“[He] kept the sailing leather far over the head of the safety man or out of reach to his right or left…”
That “safety man” was Hall of Famer Cliff Battles, shut down that day by Pittsburgh. Vidoni and Sortet got the bulk of the credit.
According to dual reports by the local papers, there’s also some history to fill in the blanks of. Zaninelli recorded an 80 yard punt. Booting from his own 19, the ball sailed over Battles’ head, touched down at the 13, and then rolled two feet shy of the goal line. Assuming that’s accurate, and there’s no reason to doubt it, it’s the second longest punt in franchise history, beating out Jordan Berry and Drew Butler, tied for “second’ place with 79 yarders. It’s only two yards behind the record holder Joe Geri.

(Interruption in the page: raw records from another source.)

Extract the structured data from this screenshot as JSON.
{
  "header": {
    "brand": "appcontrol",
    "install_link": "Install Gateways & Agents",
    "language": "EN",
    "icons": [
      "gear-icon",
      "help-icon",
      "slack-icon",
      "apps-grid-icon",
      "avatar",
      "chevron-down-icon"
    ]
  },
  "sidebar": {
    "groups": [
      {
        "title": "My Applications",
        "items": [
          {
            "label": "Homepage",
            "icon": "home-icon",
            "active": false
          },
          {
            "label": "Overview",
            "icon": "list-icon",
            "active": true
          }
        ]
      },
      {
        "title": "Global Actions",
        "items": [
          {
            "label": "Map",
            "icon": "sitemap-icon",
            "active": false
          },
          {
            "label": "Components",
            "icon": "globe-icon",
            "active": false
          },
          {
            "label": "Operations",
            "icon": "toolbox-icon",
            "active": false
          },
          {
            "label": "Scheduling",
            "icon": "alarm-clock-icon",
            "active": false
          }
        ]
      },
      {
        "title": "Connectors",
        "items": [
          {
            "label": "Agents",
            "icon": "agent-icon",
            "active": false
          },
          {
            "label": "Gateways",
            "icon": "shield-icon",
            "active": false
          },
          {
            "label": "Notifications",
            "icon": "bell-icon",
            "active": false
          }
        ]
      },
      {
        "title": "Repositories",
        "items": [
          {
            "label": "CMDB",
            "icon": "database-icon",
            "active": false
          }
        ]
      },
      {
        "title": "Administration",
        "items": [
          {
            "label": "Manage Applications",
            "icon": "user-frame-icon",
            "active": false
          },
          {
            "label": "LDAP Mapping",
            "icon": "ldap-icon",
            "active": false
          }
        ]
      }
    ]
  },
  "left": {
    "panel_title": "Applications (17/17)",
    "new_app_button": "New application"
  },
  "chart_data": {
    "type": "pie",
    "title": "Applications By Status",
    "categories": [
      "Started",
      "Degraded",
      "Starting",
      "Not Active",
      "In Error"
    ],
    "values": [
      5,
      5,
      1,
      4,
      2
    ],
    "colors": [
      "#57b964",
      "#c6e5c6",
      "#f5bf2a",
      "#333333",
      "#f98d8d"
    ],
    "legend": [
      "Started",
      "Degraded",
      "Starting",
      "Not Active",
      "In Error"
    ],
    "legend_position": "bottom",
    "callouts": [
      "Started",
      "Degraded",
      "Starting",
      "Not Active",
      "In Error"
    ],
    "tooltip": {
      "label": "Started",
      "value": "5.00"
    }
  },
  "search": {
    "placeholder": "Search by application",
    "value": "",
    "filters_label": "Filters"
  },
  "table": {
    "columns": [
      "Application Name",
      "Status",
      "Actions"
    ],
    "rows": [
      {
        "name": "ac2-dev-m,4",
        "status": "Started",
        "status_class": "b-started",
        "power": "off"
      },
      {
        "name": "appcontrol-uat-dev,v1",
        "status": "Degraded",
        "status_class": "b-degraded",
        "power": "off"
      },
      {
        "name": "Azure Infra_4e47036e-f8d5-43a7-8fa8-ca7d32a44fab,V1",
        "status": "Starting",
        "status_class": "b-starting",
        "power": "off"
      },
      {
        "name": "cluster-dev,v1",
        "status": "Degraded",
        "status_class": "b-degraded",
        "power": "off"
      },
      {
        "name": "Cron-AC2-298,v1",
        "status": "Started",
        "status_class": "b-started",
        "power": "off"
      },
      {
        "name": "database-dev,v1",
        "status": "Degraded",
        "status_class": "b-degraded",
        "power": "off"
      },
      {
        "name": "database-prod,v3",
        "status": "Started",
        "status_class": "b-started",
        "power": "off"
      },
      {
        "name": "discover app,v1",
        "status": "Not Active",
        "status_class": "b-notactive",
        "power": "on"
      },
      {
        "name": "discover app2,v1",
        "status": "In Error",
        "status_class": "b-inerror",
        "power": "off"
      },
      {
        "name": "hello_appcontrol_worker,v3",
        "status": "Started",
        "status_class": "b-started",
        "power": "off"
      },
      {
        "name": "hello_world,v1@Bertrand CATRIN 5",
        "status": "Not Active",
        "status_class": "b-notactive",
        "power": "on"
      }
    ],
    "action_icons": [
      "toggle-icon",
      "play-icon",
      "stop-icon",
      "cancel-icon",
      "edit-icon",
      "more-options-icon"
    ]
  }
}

Officially, such a punt isn’t listed because most data from then in scarce. But it should be in the record books. The Press also commended Zaninelli for a “bang-up defensive game.”
Victory came on a day where the offense recorded just one first down, a 37 yard completion to Casper. That drive ended in an interception. Good field position came from special teams and defense; Levey had a long punt return and Rado recovered a Battles’ fumble on Boston’s 40. That set up each field goal.
There was one penalty the entire game, offsides on Boston.
Boston had one final chance, throwing a Hail Mary on the Pirates’ 48 on the final play. It fell incomplete and with the victory, Pittsburgh moved into second place in the Eastern Division, trailing only the Giants.
Game #8: November 3rd, 1935 – Brooklyn Dodgers (13-7 Loss)
Over 13,000 fans showed up, per the Post Gazette. Two potential firsts in this one. The first “what is a catch” and the first “Johnny Cueto” moment. Here’s what happened.
Stan Olejniczak Jersey Retro
Dodgers’ receiver Wayland Becker (love these names) caught a pass in the right corner of the end zone. But press reports say his right foot was clearly out of bounds, on the white chalk line, meaning it should’ve been incomplete. The ref ruled it a touchdown, leading to an argument from Pittsburgh. The call, of course, stood (Mike Carey said it was incomplete).
But the fans heckling and the yelling from the players apparently got in the refs head and he spotted the ball incorrectly on the following drives, off by a good five yards. The “stands roared,” according to the paper.
Awesome picture, one photographer capturing the controversial play.